What the task asks >> Apart from the pictures, reproduce the data below exactly as it stands.

********************

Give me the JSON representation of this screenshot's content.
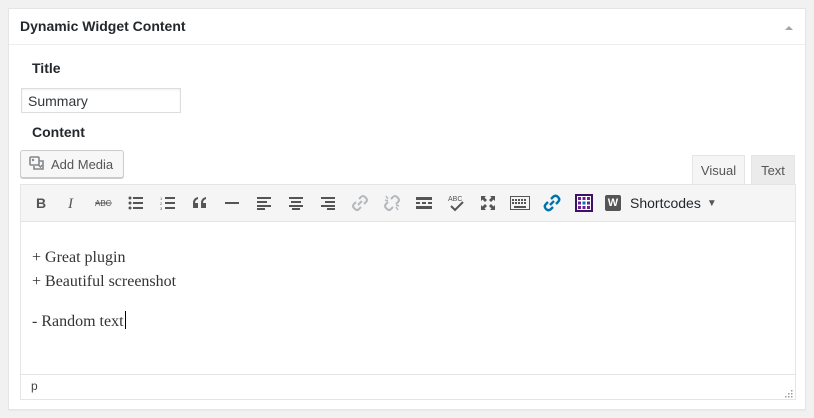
{
  "metabox": {
    "title": "Dynamic Widget Content"
  },
  "fields": {
    "title_label": "Title",
    "title_value": "Summary",
    "content_label": "Content"
  },
  "media": {
    "add_media_label": "Add Media"
  },
  "tabs": [
    {
      "label": "Visual",
      "active": true
    },
    {
      "label": "Text",
      "active": false
    }
  ],
  "toolbar": {
    "buttons": [
      {
        "name": "bold-icon"
      },
      {
        "name": "italic-icon"
      },
      {
        "name": "strikethrough-icon",
        "glyph": "ABC"
      },
      {
        "name": "bulleted-list-icon"
      },
      {
        "name": "numbered-list-icon"
      },
      {
        "name": "blockquote-icon"
      },
      {
        "name": "horizontal-line-icon"
      },
      {
        "name": "align-left-icon"
      },
      {
        "name": "align-center-icon"
      },
      {
        "name": "align-right-icon"
      },
      {
        "name": "insert-link-icon"
      },
      {
        "name": "remove-link-icon"
      },
      {
        "name": "read-more-icon"
      },
      {
        "name": "spellcheck-icon",
        "glyph": "ABC"
      },
      {
        "name": "fullscreen-icon"
      },
      {
        "name": "toolbar-toggle-icon"
      },
      {
        "name": "link-widget-icon"
      },
      {
        "name": "widget-grid-icon"
      }
    ],
    "shortcodes_badge": "W",
    "shortcodes_label": "Shortcodes",
    "shortcodes_caret": "▼",
    "accent_blue": "#0073aa",
    "accent_purple": "#6f1b9b"
  },
  "editor": {
    "paragraphs": [
      "+ Great plugin",
      "+ Beautiful screenshot",
      "- Random text"
    ]
  },
  "statusbar": {
    "path": "p"
  }
}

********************

Answer section >>
Give me the JSON representation of this screenshot's content.
{
  "metabox": {
    "title": "Dynamic Widget Content"
  },
  "fields": {
    "title_label": "Title",
    "title_value": "Summary",
    "content_label": "Content"
  },
  "media": {
    "add_media_label": "Add Media"
  },
  "tabs": [
    {
      "label": "Visual",
      "active": true
    },
    {
      "label": "Text",
      "active": false
    }
  ],
  "toolbar": {
    "buttons": [
      {
        "name": "bold-icon"
      },
      {
        "name": "italic-icon"
      },
      {
        "name": "strikethrough-icon",
        "glyph": "ABC"
      },
      {
        "name": "bulleted-list-icon"
      },
      {
        "name": "numbered-list-icon"
      },
      {
        "name": "blockquote-icon"
      },
      {
        "name": "horizontal-line-icon"
      },
      {
        "name": "align-left-icon"
      },
      {
        "name": "align-center-icon"
      },
      {
        "name": "align-right-icon"
      },
      {
        "name": "insert-link-icon"
      },
      {
        "name": "remove-link-icon"
      },
      {
        "name": "read-more-icon"
      },
      {
        "name": "spellcheck-icon",
        "glyph": "ABC"
      },
      {
        "name": "fullscreen-icon"
      },
      {
        "name": "toolbar-toggle-icon"
      },
      {
        "name": "link-widget-icon"
      },
      {
        "name": "widget-grid-icon"
      }
    ],
    "shortcodes_badge": "W",
    "shortcodes_label": "Shortcodes",
    "shortcodes_caret": "▼",
    "accent_blue": "#0073aa",
    "accent_purple": "#6f1b9b"
  },
  "editor": {
    "paragraphs": [
      "+ Great plugin",
      "+ Beautiful screenshot",
      "- Random text"
    ]
  },
  "statusbar": {
    "path": "p"
  }
}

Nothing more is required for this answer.